NAHB Housing Market Index: "Builder Confidence Uptick Signals Turning Point for Housing Lies Ahead"

This article was originally written by Doug Short. From 2016-2022, it was improved upon and updated by Jill Mislinski. Starting in January 2023, AP Charts pages will be maintained by Jennifer Nash at Advisor Perspectives/VettaFi.


The National Association of Home Builders (NAHB) Housing Market Index (HMI) is a gauge of builder sentiment regarding the relative level of current and future single-family home sales. It is a diffusion index, which means that a reading above 50 indicates a favorable outlook on home sales; below 50 indicates a negative outlook. The latest reading of 35 is up 4 from last month's 31, ending 12 consecutive monthly declines.

Here's an excerpt from this morning's blog update:

A modest drop in interest rates helped to end a string of 12 straight monthly declines in builder confidence levels, although sentiment remains in bearish territory as builders continue to grapple with elevated construction costs, building material supply chain disruptions and challenging affordability conditions.

Builder confidence in the market for newly built single-family homes in January rose four points to 35, according to the National Association of Home Builders (NAHB)/Wells Fargo Housing Market Index (HMI) released today.

“It appears the low point for builder sentiment in this cycle was registered in December, even as many builders continue to use a variety of incentives, including price reductions, to bolster sales,” said NAHB Chairman Jerry Konter, a home builder and developer from Savannah, Ga. “The rise in builder sentiment also means that cycle lows for permits and starts are likely near, and a rebound for home building could be underway later in 2023.”

Here is the historical series, which dates from 1985.

Housing Market Index
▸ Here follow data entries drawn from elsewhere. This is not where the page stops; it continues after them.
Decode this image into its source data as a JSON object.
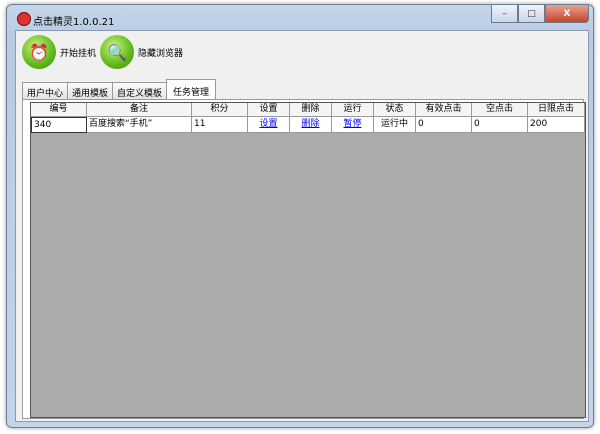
{
  "window": {
    "title": "点击精灵1.0.0.21",
    "minimize": "–",
    "maximize": "□",
    "close": "X"
  },
  "toolbar": {
    "start": "开始挂机",
    "hide_browser": "隐藏浏览器"
  },
  "tabs": [
    {
      "label": "用户中心"
    },
    {
      "label": "通用模板"
    },
    {
      "label": "自定义模板"
    },
    {
      "label": "任务管理",
      "active": true
    }
  ],
  "table": {
    "columns": [
      "编号",
      "备注",
      "积分",
      "设置",
      "删除",
      "运行",
      "状态",
      "有效点击",
      "空点击",
      "日限点击"
    ],
    "rows": [
      {
        "id": "340",
        "note": "百度搜索“手机”",
        "points": "11",
        "settings": "设置",
        "delete": "删除",
        "run": "暂停",
        "status": "运行中",
        "valid_clicks": "0",
        "empty_clicks": "0",
        "daily_limit": "200"
      }
    ]
  }
}
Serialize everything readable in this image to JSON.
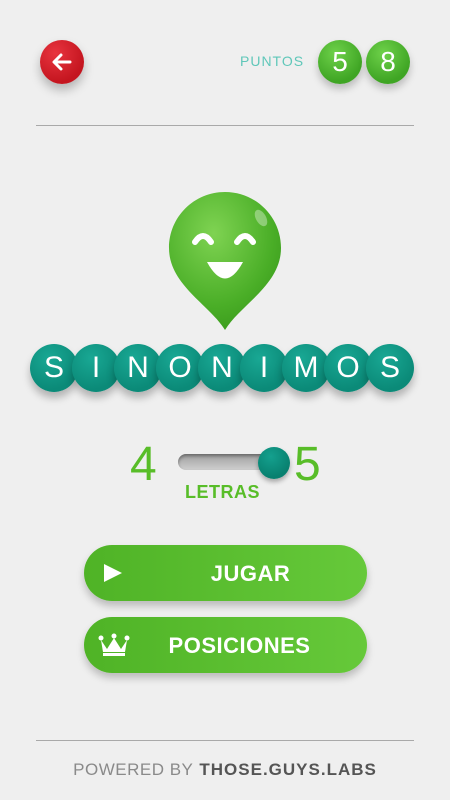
{
  "header": {
    "points_label": "PUNTOS",
    "points_digits": [
      "5",
      "8"
    ]
  },
  "logo": {
    "icon": "smiley-pin-icon",
    "title_letters": [
      "S",
      "I",
      "N",
      "O",
      "N",
      "I",
      "M",
      "O",
      "S"
    ]
  },
  "letters_selector": {
    "min": "4",
    "max": "5",
    "label": "LETRAS",
    "selected_fraction": 1.0
  },
  "buttons": {
    "play_label": "JUGAR",
    "positions_label": "POSICIONES"
  },
  "footer": {
    "powered_by": "POWERED BY",
    "brand": "THOSE.GUYS.LABS"
  },
  "colors": {
    "back_button": "#d81e28",
    "points_label": "#5fc7b9",
    "green_accent": "#58bd28",
    "teal_accent": "#0e9a86",
    "background": "#efefef"
  }
}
The HMI correlates fairly closely with broad measures of consumer confidence. Here is a pair of overlays with the Michigan Consumer Sentiment Index (through the current month) and the Conference Board's Consumer Confidence Index (through the previous month).